Book yoga class here
“Hi, my name is Kirsty and I’ve been working at the Edinburgh Bicycle Cooperative since August 2016. I’m a very keen mountain biker, snowboarder and also enjoy running.
I am a qualified yoga instructor and have been practicing Yoga for the last 8 years. The style of Yoga I mainly teach is Yin Yoga which is a slow-paced style of yoga with postures, or Asanas, that are held for longer periods of time – for beginners, it may range from 45 seconds to two minutes; more advanced practitioners may stay in one asana for five minutes or more.
Yin is the feminine principle. Yin yoga was developed to penetrate deep into connective tissue, or fascia, expanding flexibility and aiding healing.
Yang is the masculine principle. Yang yoga is the more traditional Hatha or Ashtanga based asana practice that develops muscular strength, stamina, and flexibility.
I’ve designed a Yin Yang Flow style class around the muscle groups used in cycling, to help aid performance on the bike and aimed to ease ligaments, tendons and joints pre and post cycle.
The benefits of enhanced flexibility on the bike provided by regular Yoga practice are numerous. Flexibility is believed to improve performance, reduce risk of injury, improve transport of blood and nutrients to muscles, and reduce muscle soreness. Athletes are encouraged to stretch after training and competition. A structured Yoga practice, I believe, is more interesting, motivating and effective than a simple, “quick” stretch. Yoga also contributes so much more to our physical and emotional health.
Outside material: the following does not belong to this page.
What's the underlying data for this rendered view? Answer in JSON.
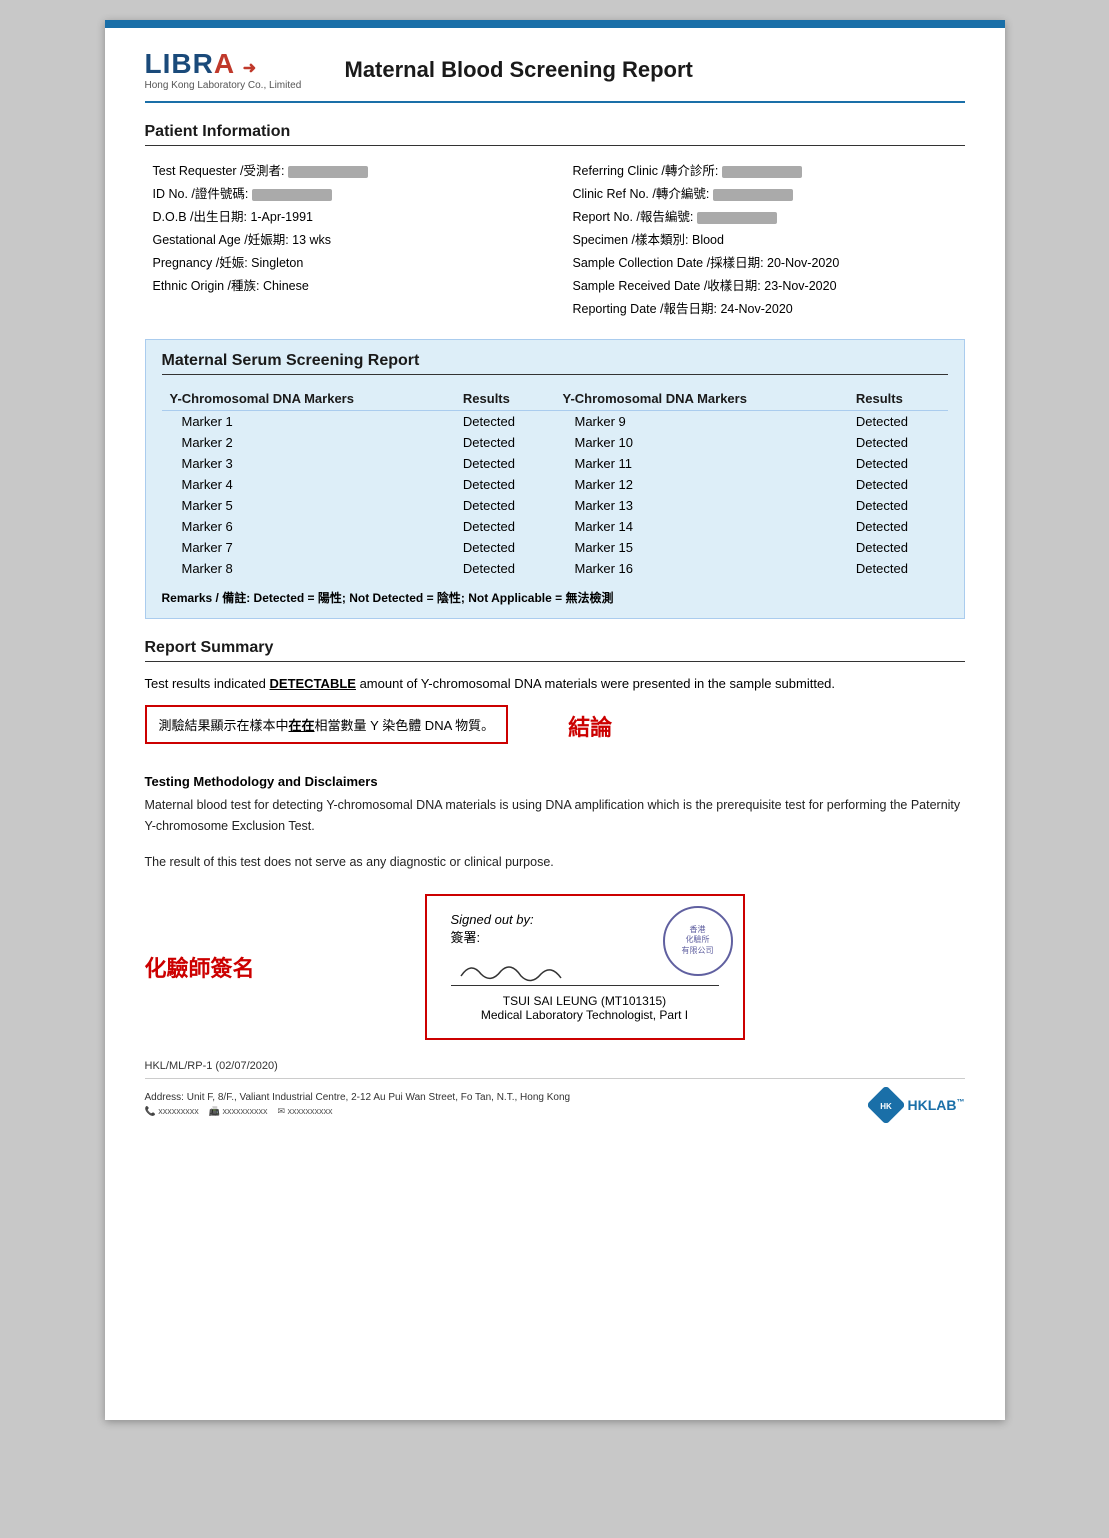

Controlled breathing (Pranayama) is central to Yoga practice, facilitating the mind body connection. As we move through poses, we inhale deeply to breath length into our spine and fully exhale as we stretch deeper into the pose.
This conscious practice of deep, diaphragmatic breathing is critical to cycling performance.”